Material for this task:
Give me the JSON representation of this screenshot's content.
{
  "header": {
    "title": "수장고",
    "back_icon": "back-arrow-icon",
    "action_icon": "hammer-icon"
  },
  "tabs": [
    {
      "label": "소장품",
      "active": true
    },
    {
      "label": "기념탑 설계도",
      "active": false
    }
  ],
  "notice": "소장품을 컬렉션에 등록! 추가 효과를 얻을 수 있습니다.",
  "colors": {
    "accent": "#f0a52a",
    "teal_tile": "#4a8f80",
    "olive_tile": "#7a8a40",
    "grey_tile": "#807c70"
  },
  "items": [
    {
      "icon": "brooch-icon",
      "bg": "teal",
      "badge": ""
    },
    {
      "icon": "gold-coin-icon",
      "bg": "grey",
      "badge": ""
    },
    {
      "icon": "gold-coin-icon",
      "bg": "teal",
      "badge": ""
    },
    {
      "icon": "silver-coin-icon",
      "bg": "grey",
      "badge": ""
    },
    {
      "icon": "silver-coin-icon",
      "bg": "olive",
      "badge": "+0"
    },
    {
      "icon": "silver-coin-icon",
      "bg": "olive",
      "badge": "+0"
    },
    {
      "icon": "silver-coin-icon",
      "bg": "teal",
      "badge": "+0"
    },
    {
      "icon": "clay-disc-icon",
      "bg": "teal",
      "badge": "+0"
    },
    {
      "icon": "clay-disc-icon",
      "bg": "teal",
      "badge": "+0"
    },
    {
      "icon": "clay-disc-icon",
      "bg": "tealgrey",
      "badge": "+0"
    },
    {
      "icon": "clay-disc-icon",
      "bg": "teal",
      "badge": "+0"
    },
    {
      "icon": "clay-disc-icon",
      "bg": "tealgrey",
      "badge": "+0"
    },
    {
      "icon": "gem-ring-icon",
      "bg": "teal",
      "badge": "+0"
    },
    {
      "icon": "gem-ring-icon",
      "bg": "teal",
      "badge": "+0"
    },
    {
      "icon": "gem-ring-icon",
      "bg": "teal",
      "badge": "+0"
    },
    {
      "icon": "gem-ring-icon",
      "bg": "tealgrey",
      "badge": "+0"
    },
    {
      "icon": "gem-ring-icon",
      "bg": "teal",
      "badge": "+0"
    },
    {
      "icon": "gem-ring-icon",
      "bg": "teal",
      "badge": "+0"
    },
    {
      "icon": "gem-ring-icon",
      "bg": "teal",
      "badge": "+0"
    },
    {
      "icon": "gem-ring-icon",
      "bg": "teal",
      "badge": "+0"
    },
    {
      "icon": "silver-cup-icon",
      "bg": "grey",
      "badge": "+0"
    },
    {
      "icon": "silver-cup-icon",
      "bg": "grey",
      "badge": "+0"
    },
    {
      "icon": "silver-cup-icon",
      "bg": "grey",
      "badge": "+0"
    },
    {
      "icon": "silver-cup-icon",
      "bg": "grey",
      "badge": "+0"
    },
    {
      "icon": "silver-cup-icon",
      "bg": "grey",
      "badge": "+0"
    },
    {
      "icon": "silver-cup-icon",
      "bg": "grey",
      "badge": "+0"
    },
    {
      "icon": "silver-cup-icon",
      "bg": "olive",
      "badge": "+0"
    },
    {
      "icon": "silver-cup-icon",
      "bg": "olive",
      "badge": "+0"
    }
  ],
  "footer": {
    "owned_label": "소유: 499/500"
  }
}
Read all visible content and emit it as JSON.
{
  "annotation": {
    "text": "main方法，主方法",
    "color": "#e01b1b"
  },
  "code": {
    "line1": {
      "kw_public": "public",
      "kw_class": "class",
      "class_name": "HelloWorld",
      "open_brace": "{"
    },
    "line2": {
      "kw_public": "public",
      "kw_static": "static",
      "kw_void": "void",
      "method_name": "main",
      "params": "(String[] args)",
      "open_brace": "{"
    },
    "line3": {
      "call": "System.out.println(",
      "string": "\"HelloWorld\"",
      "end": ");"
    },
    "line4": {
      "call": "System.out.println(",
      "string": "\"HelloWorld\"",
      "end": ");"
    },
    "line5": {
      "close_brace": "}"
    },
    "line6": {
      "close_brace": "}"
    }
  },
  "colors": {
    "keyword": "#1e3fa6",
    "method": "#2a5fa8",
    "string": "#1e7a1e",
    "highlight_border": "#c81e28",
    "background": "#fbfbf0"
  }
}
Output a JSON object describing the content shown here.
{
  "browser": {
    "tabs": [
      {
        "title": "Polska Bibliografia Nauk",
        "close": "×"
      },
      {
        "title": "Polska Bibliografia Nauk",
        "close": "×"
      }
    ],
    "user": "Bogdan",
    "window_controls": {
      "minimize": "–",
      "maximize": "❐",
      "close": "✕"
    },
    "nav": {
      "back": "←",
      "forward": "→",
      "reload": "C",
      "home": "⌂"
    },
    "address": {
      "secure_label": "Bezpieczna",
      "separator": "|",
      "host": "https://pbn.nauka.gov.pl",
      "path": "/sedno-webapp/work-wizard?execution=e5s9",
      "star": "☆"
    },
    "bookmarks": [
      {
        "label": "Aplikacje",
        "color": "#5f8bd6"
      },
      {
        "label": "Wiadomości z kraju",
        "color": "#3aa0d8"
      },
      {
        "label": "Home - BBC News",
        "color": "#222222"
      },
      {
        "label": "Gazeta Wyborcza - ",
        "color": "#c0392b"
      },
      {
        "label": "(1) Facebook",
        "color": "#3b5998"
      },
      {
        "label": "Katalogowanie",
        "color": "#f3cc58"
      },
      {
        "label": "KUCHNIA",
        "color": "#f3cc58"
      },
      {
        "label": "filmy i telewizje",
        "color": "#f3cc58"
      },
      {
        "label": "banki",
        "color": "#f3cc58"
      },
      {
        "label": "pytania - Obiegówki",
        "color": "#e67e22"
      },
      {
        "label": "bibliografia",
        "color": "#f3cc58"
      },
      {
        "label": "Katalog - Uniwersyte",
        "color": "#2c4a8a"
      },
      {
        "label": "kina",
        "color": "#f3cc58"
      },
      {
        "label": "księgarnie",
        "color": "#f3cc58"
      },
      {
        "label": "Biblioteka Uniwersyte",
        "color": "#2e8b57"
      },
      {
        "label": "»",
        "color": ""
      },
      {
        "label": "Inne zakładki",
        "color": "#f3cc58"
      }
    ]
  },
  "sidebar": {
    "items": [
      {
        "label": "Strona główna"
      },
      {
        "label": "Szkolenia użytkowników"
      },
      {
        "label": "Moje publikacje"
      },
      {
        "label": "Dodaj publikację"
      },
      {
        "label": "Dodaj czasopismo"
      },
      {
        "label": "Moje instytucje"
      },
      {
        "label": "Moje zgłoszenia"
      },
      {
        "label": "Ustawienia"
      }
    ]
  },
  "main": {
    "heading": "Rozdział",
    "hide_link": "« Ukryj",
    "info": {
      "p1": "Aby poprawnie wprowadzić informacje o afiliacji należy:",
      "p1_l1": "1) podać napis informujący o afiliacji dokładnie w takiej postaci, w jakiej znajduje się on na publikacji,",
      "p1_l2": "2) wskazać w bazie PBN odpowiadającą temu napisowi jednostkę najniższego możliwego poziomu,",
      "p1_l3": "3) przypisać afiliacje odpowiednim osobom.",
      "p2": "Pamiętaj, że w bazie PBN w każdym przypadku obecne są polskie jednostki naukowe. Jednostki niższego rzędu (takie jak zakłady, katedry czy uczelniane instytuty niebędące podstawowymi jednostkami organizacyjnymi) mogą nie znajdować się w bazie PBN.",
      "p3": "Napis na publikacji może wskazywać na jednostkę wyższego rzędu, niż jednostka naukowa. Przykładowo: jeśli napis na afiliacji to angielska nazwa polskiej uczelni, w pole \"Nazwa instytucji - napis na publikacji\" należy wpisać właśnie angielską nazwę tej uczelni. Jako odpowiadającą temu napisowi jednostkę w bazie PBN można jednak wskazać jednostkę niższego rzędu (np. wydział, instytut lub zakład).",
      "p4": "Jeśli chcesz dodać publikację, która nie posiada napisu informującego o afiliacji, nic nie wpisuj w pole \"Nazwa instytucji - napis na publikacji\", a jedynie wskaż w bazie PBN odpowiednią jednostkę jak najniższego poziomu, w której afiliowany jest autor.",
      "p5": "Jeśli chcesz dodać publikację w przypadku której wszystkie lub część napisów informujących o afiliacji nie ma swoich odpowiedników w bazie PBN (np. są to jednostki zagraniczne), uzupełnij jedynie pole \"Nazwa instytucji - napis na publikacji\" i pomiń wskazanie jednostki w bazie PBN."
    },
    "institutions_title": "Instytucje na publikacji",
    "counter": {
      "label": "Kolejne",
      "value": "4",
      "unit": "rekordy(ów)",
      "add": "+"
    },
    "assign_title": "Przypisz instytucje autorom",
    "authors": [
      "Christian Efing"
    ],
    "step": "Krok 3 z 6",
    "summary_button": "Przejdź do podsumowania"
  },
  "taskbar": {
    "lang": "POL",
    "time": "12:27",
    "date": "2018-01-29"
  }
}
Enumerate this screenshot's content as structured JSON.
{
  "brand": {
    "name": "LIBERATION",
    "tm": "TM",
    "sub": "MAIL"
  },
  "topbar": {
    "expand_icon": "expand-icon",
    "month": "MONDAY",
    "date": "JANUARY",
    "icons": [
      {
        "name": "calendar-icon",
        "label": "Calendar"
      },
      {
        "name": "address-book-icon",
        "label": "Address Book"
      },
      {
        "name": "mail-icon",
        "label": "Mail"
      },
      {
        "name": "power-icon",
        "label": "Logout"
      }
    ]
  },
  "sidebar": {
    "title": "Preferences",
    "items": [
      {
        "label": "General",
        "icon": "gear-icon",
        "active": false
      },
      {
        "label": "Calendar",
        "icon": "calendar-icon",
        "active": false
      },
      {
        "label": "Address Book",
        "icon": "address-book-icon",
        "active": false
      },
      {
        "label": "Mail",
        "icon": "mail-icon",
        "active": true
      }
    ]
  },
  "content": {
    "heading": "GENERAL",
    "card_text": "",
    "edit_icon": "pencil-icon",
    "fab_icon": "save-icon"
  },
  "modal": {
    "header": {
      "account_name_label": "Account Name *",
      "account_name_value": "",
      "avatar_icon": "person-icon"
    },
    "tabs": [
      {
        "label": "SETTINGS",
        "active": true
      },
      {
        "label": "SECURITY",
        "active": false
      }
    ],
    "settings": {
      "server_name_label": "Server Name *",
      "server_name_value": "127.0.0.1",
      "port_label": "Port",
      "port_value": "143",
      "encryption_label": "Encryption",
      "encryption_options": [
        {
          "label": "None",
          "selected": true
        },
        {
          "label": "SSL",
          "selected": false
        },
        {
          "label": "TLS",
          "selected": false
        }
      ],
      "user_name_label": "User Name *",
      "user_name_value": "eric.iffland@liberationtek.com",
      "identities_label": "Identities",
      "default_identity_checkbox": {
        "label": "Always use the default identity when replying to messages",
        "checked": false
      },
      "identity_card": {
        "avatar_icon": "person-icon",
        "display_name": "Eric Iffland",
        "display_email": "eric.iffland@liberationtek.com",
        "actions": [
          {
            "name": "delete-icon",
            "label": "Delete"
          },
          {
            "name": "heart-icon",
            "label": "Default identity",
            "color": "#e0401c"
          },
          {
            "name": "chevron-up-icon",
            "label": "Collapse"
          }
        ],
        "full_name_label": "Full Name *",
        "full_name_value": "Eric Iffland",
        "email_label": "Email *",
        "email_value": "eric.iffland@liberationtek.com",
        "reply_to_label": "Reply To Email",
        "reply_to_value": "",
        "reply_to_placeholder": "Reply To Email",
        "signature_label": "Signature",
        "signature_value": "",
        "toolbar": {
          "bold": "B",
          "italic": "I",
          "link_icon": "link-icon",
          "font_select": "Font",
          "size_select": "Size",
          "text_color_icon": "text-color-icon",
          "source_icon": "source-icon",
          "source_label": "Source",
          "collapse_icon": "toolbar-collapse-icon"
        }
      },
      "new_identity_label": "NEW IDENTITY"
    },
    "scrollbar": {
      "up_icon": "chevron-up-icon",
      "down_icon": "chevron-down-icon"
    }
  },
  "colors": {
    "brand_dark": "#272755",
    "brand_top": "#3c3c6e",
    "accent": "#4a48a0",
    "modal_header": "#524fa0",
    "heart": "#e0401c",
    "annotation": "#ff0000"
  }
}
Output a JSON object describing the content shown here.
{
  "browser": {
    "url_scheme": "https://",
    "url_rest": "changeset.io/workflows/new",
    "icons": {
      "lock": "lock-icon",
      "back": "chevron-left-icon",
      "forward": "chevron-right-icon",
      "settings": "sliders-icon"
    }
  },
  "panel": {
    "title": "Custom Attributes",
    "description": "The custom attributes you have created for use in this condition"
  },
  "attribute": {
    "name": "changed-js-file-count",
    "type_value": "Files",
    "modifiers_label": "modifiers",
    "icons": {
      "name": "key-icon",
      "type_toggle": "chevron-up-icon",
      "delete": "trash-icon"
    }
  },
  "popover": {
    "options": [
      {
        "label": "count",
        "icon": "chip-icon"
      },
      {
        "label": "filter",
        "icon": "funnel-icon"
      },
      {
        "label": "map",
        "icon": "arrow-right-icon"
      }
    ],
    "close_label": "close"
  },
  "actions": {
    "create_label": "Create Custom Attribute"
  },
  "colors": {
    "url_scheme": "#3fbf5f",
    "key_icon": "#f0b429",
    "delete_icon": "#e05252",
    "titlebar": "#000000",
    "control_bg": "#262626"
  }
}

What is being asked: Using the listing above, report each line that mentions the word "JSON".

Answer section:
Give me the JSON representation of this screenshot's content.
Read all visible content and emit it as JSON.
Output a JSON object describing the content shown here.
Enumerate this screenshot's content as structured JSON.
Output a JSON object describing the content shown here.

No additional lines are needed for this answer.